Thinking about living beautifully and well, the words of this hymn stood out to me when we sang it last Sunday. Peaceful homes and healthful days - as good a summary as any of what we all want - are indeed treasures, but we can't keep them, not least because we live in a world undone. Curious, I looked up the hymn and found it was written by Christopher Wordsworth (1807 - 1885), nephew of the much more famous William. Later in a splendid ecclesiastical career Christopher became Bishop of Lincoln, but one of his first posts was University Orator at Cambridge - a job George Herbert had roughly two centuries before him. There is something Herbertesque in this hymn's strange rhythm and homely idiom.

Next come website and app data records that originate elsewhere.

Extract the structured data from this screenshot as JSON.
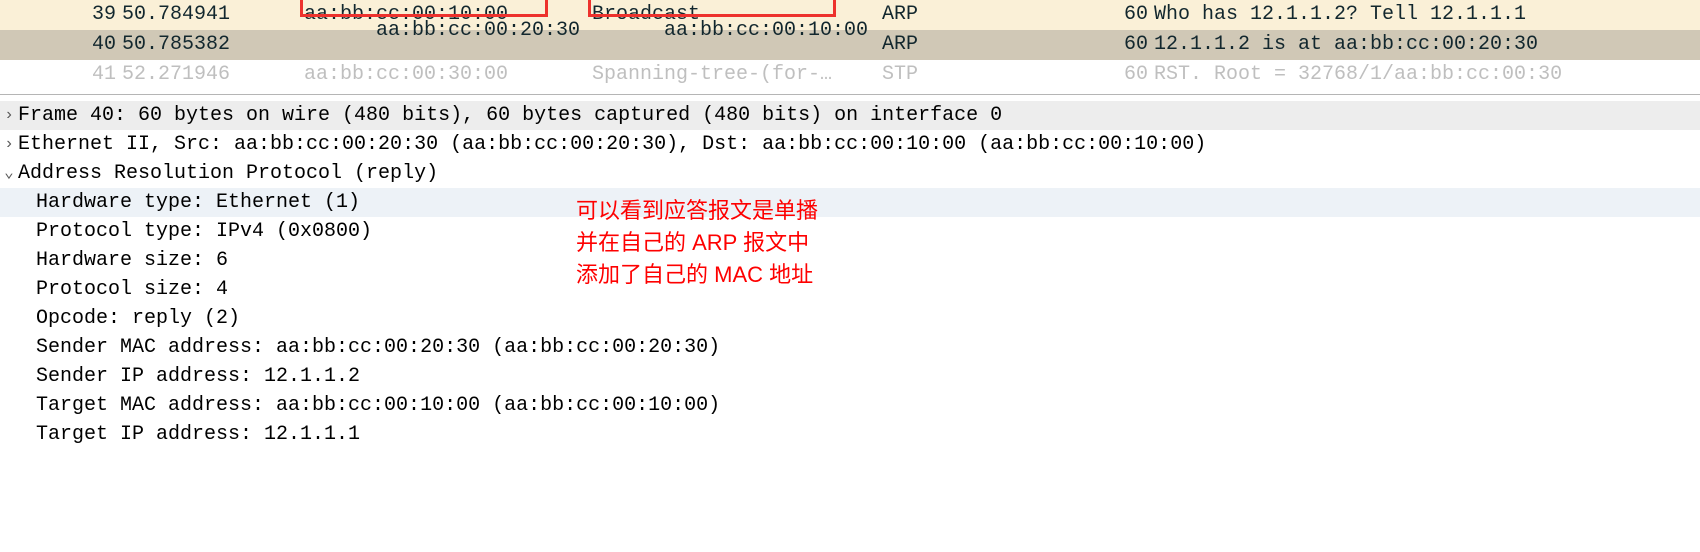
{
  "packets": {
    "row0": {
      "num": "39",
      "time": "50.784941",
      "src": "aa:bb:cc:00:10:00",
      "dst": "Broadcast",
      "proto": "ARP",
      "len": "60",
      "info": "Who has 12.1.1.2? Tell 12.1.1.1"
    },
    "row1": {
      "num": "40",
      "time": "50.785382",
      "src": "aa:bb:cc:00:20:30",
      "dst": "aa:bb:cc:00:10:00",
      "proto": "ARP",
      "len": "60",
      "info": "12.1.1.2 is at aa:bb:cc:00:20:30"
    },
    "row2": {
      "num": "41",
      "time": "52.271946",
      "src": "aa:bb:cc:00:30:00",
      "dst": "Spanning-tree-(for-…",
      "proto": "STP",
      "len": "60",
      "info": "RST. Root = 32768/1/aa:bb:cc:00:30"
    }
  },
  "details": {
    "frame": "Frame 40: 60 bytes on wire (480 bits), 60 bytes captured (480 bits) on interface 0",
    "eth": "Ethernet II, Src: aa:bb:cc:00:20:30 (aa:bb:cc:00:20:30), Dst: aa:bb:cc:00:10:00 (aa:bb:cc:00:10:00)",
    "arp": "Address Resolution Protocol (reply)",
    "hwtype": "Hardware type: Ethernet (1)",
    "ptype": "Protocol type: IPv4 (0x0800)",
    "hwsize": "Hardware size: 6",
    "psize": "Protocol size: 4",
    "opcode": "Opcode: reply (2)",
    "smac": "Sender MAC address: aa:bb:cc:00:20:30 (aa:bb:cc:00:20:30)",
    "sip": "Sender IP address: 12.1.1.2",
    "tmac": "Target MAC address: aa:bb:cc:00:10:00 (aa:bb:cc:00:10:00)",
    "tip": "Target IP address: 12.1.1.1"
  },
  "annotation": {
    "line1": "可以看到应答报文是单播",
    "line2": "并在自己的 ARP 报文中",
    "line3": "添加了自己的 MAC 地址"
  },
  "glyphs": {
    "collapsed": "›",
    "expanded": "⌄"
  }
}
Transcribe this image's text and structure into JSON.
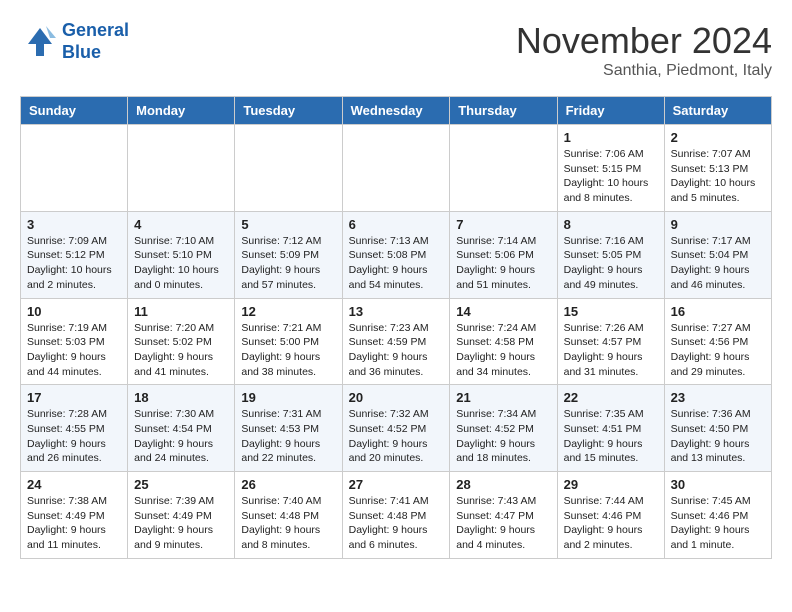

Herbert would certainly have agreed that we lose what on ourselves we spend, though, like me, I think he would have found the move from the affirmations of the first three stanzas to those of the final two hard - and lifelong - work.                   

O Lord of heaven and earth and sea,     
To Thee all praise and glory be.
How shall we show our love to Thee,     
Who givest all?

The golden sunshine, vernal air,     
Sweet flowers and fruit, Thy love declare.
When harvests ripen, Thou art there,     
Who givest all.

For peaceful homes and healthful days,
For all the blessings earth displays,     
We owe Thee thankfulness and praise,
Who givest all.

Thou didst not spare Thine only Son,     
But gav'st Him for a world undone,
And freely with that Blessed One     
Thou givest all.   

For souls redeemed, for sins forgiven,   
For means of grace and hopes of heaven,   
What can to Thee, O Lord, be given   
Who givest all?

We lose what on ourselves we spend;   
We have as treasure without end   
Whatever Lord, to Thee we lend,
Who givest all.   

To Thee, from whom we all derive   
Our life, our gifts, our power to give. 
Oh, may we ever with Thee live, 
Who givest all!